RBI Governor Shaktikanta Das (File image)
On October 29, the Union Government extended Shaktikanta Das’ term as Reserve Bank of India (RBI) Governor by three more years. If he completes the extended tenure, Das would be the longest-serving governor of the Central bank in about seven decades.
Das’ re-appointment for three years isn’t a surprise. As far as the government is concerned, he has checked all the right boxes as the RBI chief.
A ‘friendly’ RBI Governor
The former economic affairs secretary has been everything the Narendra Modi government wanted in an RBI chief after the controversial stints of Urjit Patel and Raghuram Rajan, which were characterised by constant conflicts between the RBI top brass and North Block (the Finance Ministry).
The theme of the Central government undermining the RBI’s autonomy constantly played out during Rajan’s and Patel’s tenures. Das changed that narrative. Unlike his predecessors, he was a quiet Governor who chose to keep his head down. Not once after his arrival did the issue of the RBI’s autonomy come up in news headlines.
Das was articulate, approachable to his colleagues and the media, and a consensus man who kept the communication channels alive with the top bosses in Delhi.
Government’s trusted man
Das had been the Government’s trusted lieutenant even before his stint on Mint Road began. In fact, he spearheaded Prime Minister Narendra Modi’s controversial demonetisation drive while the then RBI governor, Patel, took a backseat.
Das has maintained his smooth relationship with the powers that be even after his exit from Delhi. For a government that faced tough days due to Rajan’s outspokenness and Patel’s open rebellion, the silent Das at RBI headquarters was a blessing.
In nearly three years at the RBI — Das took charge in December 2018 — the former civil servant changed the larger-than-life image associated with the RBI governors. Indeed, the RBI and the government have been on the same page on almost every issue.
A growth-supportive RBI
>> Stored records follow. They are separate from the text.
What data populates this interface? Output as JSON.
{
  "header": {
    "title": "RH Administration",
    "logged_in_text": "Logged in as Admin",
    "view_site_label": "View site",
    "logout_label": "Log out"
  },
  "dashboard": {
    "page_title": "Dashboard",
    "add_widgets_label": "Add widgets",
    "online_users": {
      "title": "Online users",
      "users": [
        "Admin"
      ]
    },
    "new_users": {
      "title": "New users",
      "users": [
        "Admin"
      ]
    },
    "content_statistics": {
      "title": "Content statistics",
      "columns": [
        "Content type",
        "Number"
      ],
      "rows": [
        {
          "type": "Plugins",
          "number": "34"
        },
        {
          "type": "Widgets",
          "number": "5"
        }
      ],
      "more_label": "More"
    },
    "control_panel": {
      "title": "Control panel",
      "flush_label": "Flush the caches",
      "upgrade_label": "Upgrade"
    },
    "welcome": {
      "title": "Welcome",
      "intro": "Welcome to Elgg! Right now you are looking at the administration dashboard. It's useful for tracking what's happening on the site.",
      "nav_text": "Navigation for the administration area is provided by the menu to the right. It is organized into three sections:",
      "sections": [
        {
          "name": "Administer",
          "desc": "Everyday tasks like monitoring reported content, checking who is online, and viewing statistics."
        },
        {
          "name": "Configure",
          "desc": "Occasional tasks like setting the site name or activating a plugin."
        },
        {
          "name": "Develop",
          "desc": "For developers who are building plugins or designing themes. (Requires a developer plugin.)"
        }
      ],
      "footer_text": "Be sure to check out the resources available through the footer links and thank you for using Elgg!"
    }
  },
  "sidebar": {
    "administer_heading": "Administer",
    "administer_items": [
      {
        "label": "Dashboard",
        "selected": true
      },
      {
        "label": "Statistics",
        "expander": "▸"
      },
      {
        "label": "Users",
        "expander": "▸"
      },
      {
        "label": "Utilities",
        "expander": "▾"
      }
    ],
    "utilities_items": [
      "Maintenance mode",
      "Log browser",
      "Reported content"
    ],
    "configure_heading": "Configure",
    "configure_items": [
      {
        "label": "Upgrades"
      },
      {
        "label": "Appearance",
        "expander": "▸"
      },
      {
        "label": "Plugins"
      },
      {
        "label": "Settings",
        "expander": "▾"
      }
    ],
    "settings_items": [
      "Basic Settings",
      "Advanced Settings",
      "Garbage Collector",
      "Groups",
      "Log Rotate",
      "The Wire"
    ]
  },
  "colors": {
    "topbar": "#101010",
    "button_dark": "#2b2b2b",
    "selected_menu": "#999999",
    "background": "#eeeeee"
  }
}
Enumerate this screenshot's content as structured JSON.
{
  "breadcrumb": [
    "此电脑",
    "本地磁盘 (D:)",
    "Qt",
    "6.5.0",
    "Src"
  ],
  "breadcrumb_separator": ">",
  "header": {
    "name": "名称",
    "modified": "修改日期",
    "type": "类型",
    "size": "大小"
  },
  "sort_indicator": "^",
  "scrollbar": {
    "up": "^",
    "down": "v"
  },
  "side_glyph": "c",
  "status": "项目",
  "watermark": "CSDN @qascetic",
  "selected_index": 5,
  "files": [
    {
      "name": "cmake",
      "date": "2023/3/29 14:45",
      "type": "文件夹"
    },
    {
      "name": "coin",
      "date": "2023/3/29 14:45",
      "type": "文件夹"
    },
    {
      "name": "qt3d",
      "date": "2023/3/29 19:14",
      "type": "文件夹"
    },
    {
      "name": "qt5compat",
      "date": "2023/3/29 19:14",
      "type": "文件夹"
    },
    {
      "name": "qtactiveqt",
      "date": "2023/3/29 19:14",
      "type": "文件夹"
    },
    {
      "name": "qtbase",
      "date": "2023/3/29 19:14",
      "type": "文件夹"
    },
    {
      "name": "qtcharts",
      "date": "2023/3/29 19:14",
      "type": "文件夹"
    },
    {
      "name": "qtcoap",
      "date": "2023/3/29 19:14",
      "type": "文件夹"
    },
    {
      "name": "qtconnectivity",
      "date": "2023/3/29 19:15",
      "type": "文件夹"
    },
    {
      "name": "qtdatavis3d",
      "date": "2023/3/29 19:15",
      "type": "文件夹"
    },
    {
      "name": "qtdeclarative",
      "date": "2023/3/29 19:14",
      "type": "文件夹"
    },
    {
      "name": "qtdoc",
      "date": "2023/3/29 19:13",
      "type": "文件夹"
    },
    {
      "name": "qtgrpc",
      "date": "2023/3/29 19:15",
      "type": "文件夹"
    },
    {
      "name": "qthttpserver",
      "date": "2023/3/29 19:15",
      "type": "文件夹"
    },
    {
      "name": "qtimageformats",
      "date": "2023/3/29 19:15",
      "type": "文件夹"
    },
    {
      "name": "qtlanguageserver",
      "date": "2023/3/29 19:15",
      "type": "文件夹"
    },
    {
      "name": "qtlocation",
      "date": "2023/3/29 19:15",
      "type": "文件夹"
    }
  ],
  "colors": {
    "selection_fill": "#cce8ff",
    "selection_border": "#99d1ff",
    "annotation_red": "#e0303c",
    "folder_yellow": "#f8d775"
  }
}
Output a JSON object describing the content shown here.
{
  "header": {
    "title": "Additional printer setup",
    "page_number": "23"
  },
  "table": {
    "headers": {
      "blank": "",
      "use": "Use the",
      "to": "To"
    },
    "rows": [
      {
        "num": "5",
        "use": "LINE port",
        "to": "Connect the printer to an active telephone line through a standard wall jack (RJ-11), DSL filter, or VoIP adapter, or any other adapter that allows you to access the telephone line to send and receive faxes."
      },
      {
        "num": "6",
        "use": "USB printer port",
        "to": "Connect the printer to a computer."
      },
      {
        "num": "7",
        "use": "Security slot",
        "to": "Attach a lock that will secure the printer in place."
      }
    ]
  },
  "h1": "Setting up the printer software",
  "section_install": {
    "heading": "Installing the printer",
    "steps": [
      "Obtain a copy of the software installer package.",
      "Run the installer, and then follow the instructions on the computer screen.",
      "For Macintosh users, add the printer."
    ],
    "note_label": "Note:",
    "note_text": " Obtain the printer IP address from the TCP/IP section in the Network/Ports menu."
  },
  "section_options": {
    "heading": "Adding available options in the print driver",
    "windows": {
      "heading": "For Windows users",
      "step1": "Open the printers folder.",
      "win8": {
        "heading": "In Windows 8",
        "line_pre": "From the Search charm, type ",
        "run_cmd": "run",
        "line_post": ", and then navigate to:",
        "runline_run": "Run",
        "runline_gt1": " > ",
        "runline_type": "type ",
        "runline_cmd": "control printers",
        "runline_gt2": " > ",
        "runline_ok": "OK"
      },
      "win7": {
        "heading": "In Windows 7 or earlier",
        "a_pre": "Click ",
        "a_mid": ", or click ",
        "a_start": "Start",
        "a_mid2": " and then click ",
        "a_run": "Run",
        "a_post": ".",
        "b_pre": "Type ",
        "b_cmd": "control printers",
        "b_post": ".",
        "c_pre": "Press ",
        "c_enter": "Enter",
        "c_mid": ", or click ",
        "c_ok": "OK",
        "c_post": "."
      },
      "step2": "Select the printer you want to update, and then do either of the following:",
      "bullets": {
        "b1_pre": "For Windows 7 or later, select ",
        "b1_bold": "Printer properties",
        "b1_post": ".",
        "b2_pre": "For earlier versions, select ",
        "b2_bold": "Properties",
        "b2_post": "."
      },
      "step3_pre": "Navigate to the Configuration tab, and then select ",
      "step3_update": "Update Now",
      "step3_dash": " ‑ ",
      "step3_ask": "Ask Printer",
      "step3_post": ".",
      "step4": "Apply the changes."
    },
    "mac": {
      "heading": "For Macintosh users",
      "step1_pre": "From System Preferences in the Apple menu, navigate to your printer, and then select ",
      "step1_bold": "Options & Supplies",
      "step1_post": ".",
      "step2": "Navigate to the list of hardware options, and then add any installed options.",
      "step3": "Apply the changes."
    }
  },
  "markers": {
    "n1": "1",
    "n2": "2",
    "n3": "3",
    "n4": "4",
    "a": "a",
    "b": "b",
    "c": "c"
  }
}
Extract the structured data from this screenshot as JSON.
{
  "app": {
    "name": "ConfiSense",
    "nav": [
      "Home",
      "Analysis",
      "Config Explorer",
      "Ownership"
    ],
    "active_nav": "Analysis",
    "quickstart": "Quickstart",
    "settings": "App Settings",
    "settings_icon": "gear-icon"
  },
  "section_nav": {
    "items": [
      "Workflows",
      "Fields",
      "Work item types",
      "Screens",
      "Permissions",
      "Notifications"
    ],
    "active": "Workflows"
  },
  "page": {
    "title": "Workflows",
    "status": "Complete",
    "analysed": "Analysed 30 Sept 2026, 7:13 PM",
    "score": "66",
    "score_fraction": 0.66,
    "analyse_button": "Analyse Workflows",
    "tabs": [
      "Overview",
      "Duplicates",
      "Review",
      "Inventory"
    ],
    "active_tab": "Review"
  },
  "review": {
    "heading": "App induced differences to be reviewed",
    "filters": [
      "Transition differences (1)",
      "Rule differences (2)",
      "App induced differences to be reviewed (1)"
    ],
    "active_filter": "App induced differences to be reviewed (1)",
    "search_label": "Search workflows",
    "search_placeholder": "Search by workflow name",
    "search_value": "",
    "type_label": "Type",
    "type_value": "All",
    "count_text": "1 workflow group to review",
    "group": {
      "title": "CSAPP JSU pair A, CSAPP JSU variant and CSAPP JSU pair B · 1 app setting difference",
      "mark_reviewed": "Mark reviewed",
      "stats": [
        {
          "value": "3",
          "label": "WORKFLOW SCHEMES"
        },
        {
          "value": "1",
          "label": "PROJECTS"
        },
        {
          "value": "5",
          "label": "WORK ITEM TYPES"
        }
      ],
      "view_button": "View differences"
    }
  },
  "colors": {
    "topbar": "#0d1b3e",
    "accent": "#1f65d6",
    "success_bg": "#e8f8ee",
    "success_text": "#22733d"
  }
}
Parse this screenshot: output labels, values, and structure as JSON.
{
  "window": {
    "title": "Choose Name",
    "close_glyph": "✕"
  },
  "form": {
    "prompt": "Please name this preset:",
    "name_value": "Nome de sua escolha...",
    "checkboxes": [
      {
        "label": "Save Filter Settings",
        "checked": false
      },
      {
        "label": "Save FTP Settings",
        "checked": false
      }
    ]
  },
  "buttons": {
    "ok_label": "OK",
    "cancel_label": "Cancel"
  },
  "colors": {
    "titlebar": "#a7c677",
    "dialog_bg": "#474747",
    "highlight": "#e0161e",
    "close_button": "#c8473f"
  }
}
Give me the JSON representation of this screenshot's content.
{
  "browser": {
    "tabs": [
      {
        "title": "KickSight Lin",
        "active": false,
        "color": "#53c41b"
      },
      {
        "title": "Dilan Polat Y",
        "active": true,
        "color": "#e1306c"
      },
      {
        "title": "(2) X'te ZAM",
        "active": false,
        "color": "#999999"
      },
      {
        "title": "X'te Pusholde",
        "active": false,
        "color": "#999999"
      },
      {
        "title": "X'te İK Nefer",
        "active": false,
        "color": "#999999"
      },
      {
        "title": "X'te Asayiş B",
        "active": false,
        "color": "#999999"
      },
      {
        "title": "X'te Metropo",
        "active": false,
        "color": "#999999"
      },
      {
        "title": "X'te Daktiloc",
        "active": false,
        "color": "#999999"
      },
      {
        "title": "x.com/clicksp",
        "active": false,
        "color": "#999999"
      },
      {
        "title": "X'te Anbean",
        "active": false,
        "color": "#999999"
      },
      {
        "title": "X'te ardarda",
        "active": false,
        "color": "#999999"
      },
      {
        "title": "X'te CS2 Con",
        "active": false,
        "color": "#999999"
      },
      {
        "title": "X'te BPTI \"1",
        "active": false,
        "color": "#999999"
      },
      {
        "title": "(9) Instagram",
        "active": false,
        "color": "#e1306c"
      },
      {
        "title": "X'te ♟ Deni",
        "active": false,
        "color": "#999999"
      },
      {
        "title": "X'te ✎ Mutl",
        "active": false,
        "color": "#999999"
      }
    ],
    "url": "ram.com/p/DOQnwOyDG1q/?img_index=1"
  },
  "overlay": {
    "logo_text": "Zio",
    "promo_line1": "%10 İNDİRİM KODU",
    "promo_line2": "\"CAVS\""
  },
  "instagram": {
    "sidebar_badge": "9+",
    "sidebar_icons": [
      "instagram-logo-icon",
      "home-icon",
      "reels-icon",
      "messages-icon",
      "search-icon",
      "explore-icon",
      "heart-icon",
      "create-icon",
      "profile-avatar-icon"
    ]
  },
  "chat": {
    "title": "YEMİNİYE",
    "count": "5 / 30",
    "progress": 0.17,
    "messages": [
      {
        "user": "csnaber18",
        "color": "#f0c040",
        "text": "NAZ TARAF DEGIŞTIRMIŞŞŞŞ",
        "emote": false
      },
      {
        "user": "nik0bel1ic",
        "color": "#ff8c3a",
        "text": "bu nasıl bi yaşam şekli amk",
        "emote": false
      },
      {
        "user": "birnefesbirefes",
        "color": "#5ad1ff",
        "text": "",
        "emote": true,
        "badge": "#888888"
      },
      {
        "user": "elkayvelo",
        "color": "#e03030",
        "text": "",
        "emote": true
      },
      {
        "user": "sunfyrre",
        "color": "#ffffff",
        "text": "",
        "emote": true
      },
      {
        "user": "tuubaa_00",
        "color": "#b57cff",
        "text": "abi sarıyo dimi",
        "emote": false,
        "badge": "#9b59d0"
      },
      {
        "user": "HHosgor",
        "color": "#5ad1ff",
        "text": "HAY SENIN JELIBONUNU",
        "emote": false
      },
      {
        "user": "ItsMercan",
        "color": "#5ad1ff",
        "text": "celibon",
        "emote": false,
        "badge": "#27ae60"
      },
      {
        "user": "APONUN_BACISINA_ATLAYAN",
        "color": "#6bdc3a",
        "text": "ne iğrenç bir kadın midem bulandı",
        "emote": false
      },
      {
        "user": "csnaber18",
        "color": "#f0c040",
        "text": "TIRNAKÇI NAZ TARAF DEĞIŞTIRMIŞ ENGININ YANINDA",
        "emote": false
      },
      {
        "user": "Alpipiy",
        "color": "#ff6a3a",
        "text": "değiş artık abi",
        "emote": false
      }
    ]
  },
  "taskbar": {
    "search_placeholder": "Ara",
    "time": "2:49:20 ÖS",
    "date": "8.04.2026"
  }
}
The RBI, under Das, took a liberal approach to inflation targets, unlike his predecessors. This was favourable for the growth-supportive stance of the Government. As Barclays said in a note, this was a shift from the approach of the MPC under former Governor Urjit Patel, which was characterised by a commitment to stick to the midpoint of the 2-6 percent target range.
The RBI took a dovish stance throughout the Das regime, often ignoring persistently high inflation and largely focusing on growth revival. “We continue to expect the RBI to pursue a relatively dovish stance while it focuses on growth amid a more flexible inflation-targeting regime that has evolved under Governor Das,” Barclays said in the note.
Since February 2019, the RBI has cut its key policy rate by 250 basis points to support growth. One bps is one hundredth of a percentage point. The policy stance of the MPC continues to be ‘accommodative’. The MPC is divided over the continuation of the accommodative stance with MPC member Jayanth Varma openly dissenting in multiple policy meetings.
The reappointment of Das is a sign of continued trust from the government, Barclays said. “Under Governor Das, the Central bank has done the heavy lifting to support the economy through the COVID crisis, with fiscal policy playing a supportive role. We also view the governor’s reappointment as a vote of confidence in the RBI’s policy stance,” the Barclays note said.
Without doubt, Das did a commendable job in managing the COVID situation. The RBI has been much more proactive and responsive in managing the liquidity situation and providing comfort to distressed sectors. Be it the six-month term-loan moratorium announced last year, the two rounds of loan restructuring schemes announced subsequently, or the series of liquidity measures that it laid out, the RBI response was quick and effective to alleviate the near-term pain of COVID-hit segments.
The RBI’s timely interventions helped the Government politically during the pandemic.
The government’s decision to re-appoint Das for three years is thus a signal of its confidence in the Governor, something Das’ predecessors arguably didn’t enjoy. While Patel quit ahead of his term citing personal reasons but clearly in protest over a range of contentious issues, Rajan wasn’t given an extension (the governor wrote a letter announcing his intention to return to academia on completion of his term).
Das’ re-appointment is good news for the RBI, which is in the midst of the fight against COVID. Das’ colleagues at the RBI believe that the extended stint will help the Central bank in policy continuity during the COVID fight.
Das has multiple challenges awaiting him. Among them, unwinding the easy-money regime will be the tricky one. In his last post-policy address, the Governor said he didn’t want to rock the boat when the shore is visible. But, the RBI will have to embark on a path towards normalisation. It has already signalled that by discontinuing bond purchases under the GSAP, while assuring the markets that liquidity will remain adequate.
The RBI Governor also needs to resolve some of the long-pending internal issues at the Central bank, including the wage settlement issue of RBI employees. Thirdly, the COVID situation is still evolving with the threat of a third wave still looming.
But then, Das is no stranger to challenges.